Exercise instructions => What is needed here is a faithful repeat of every entry, with no character changed.

Data extracts =>
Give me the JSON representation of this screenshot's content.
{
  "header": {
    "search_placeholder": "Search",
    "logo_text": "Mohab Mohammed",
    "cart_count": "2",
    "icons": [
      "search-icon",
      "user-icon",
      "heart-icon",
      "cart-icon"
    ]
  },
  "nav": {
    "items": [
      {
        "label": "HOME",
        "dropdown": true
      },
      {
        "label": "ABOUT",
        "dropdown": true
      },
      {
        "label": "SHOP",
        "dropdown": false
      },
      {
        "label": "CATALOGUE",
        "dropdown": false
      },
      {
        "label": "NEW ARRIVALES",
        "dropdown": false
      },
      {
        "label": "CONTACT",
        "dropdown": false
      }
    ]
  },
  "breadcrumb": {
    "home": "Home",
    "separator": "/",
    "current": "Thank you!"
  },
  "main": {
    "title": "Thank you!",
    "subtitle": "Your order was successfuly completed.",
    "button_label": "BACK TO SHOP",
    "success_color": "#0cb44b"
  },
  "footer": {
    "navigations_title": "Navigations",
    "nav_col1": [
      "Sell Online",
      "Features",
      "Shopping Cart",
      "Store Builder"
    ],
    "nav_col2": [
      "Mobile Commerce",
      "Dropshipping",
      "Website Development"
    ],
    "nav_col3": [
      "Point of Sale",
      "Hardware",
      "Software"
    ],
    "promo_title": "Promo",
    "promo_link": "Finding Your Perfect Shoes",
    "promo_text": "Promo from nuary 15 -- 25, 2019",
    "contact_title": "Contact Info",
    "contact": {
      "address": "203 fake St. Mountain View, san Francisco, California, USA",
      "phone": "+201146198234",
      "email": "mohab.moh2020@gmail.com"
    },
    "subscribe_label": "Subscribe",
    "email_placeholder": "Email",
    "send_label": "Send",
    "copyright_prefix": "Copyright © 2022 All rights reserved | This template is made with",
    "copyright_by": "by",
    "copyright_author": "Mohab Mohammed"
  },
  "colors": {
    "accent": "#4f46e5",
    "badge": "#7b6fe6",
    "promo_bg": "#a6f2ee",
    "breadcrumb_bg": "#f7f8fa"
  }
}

Response area =>
Give me the JSON representation of this screenshot's content.
{
  "header": {
    "search_placeholder": "Search",
    "logo_text": "Mohab Mohammed",
    "cart_count": "2",
    "icons": [
      "search-icon",
      "user-icon",
      "heart-icon",
      "cart-icon"
    ]
  },
  "nav": {
    "items": [
      {
        "label": "HOME",
        "dropdown": true
      },
      {
        "label": "ABOUT",
        "dropdown": true
      },
      {
        "label": "SHOP",
        "dropdown": false
      },
      {
        "label": "CATALOGUE",
        "dropdown": false
      },
      {
        "label": "NEW ARRIVALES",
        "dropdown": false
      },
      {
        "label": "CONTACT",
        "dropdown": false
      }
    ]
  },
  "breadcrumb": {
    "home": "Home",
    "separator": "/",
    "current": "Thank you!"
  },
  "main": {
    "title": "Thank you!",
    "subtitle": "Your order was successfuly completed.",
    "button_label": "BACK TO SHOP",
    "success_color": "#0cb44b"
  },
  "footer": {
    "navigations_title": "Navigations",
    "nav_col1": [
      "Sell Online",
      "Features",
      "Shopping Cart",
      "Store Builder"
    ],
    "nav_col2": [
      "Mobile Commerce",
      "Dropshipping",
      "Website Development"
    ],
    "nav_col3": [
      "Point of Sale",
      "Hardware",
      "Software"
    ],
    "promo_title": "Promo",
    "promo_link": "Finding Your Perfect Shoes",
    "promo_text": "Promo from nuary 15 -- 25, 2019",
    "contact_title": "Contact Info",
    "contact": {
      "address": "203 fake St. Mountain View, san Francisco, California, USA",
      "phone": "+201146198234",
      "email": "mohab.moh2020@gmail.com"
    },
    "subscribe_label": "Subscribe",
    "email_placeholder": "Email",
    "send_label": "Send",
    "copyright_prefix": "Copyright © 2022 All rights reserved | This template is made with",
    "copyright_by": "by",
    "copyright_author": "Mohab Mohammed"
  },
  "colors": {
    "accent": "#4f46e5",
    "badge": "#7b6fe6",
    "promo_bg": "#a6f2ee",
    "breadcrumb_bg": "#f7f8fa"
  }
}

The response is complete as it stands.